By the century's close, a wide range of technological innovations had enabled surgeons to revolutionize their practice and to professionalize their position. Anesthetics permitted surgeons to take the time to operate with precision, to cleanse the peritoneal cavity, to record the details of their procedures, and to learn from their experiences. Women were spared the agony of operations and were less susceptible to shock, which had been a leading cause of post-operative mortality and morbidity.
As many doctors discovered, anesthesia allowed them to replace craniotomy with cesarean section. Craniotomy had been practiced for hundreds, perhaps even thousands, of years. This unhappy procedure involved the destruction (by instruments such as the crotchet) of the fetal skull and the piecemeal extraction of the entire fetus from the vagina. Although this was a gruesome operation, it entailed far lower risk to the mother than attempts to remove the fetus through an abdominal incision.
While obstetrical forceps helped to remove the fetus in some cases, they had limitations. They undoubtedly saved the lives of some babies who would otherwise have suffered craniotomy, but even when the mother's life was saved, she might well suffer severely for the rest of her life from tears in the vaginal wall and perineum. The low forceps that are still commonly used today could cause vaginal tears, but they were less likely to do so than the high forceps that in the nineteenth century were too frequently employed. Inserted deep into the pelvis in cases of protracted labor, these instruments were associated with high levels of fetal damage, infection, and serious lacerations to the woman.
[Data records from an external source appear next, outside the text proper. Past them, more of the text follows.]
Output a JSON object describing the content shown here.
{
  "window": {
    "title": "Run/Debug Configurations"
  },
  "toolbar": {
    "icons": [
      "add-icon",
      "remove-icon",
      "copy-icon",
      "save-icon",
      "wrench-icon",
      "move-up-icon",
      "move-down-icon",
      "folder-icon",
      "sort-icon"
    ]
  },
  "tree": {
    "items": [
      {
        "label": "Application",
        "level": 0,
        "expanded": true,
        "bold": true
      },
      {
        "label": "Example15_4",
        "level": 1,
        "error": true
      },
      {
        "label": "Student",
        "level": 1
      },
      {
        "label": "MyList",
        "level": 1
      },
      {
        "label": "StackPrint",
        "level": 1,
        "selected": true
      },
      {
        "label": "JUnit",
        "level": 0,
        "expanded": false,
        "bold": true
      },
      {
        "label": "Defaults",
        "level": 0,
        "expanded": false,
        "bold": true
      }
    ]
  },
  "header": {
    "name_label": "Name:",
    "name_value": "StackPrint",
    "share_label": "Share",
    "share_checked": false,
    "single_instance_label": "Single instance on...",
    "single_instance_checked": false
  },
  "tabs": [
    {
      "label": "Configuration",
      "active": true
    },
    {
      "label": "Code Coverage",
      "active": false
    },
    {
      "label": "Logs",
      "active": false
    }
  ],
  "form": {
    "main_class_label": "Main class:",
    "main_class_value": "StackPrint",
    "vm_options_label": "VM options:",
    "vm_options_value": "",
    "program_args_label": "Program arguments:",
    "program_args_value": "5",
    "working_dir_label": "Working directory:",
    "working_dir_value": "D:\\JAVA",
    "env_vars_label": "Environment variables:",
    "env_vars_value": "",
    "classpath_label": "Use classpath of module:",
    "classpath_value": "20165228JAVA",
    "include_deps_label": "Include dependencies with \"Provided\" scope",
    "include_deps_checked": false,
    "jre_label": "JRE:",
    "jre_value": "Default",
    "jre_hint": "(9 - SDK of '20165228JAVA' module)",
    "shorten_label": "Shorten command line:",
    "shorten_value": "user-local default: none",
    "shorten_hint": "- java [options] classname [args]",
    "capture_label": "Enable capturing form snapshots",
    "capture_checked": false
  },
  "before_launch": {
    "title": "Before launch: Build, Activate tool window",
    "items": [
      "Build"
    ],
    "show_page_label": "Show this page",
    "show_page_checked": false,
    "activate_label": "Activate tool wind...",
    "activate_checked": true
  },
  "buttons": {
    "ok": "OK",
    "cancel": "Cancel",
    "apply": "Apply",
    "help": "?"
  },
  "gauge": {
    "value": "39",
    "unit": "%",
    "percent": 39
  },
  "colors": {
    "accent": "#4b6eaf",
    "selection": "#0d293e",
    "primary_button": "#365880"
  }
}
Dangerous as it was, cesarean section may have seemed preferable in some instances when the fetus was trapped high in the pelvis. Where severe pelvic distortion or contraction existed, neither craniotomy nor obstetrical forceps were of any avail, and then cesarean section was probably the only hope.
While doctors and patients alike were encouraged by anesthesia to resort to cesarean section rather than craniotomy, mortality rates for the operation remained high, with the infections septicemia and peritonitis accounting for a large percentage of post-operative deaths. Prior to the establishment of the germ theory of disease and the birth of modern bacteriology in the second half of the nineteenth century, surgeons wore their street clothes to operate and washed their hands infrequently while passing from one patient to another. In the mid-1860s, the British surgeon Joseph Lister introduced an antiseptic method using carbolic acid, and many operators adopted some part of his antisepsis. Others, however, were concerned about its corrosiveness and experimented with various aseptic measures that emphasized cleanliness. By the end of the century antisepsis and asepsis gradually were making inroads into the problems of surgical infections.
Unfortunately, surgical techniques of that day also contributed to the appallingly high maternal mortality rates. According to one estimate not a single woman survived cesarean section in Paris between 1787 and 1876. Surgeons were afraid to suture the uterine incision because they thought internal stitches, which could not be removed, might set up infections and cause uterine rupture in subsequent pregnancies. They believed the muscles of the uterus would contract and close spontaneously. Such was not the case. As a result some women died of blood loss -- more from infection.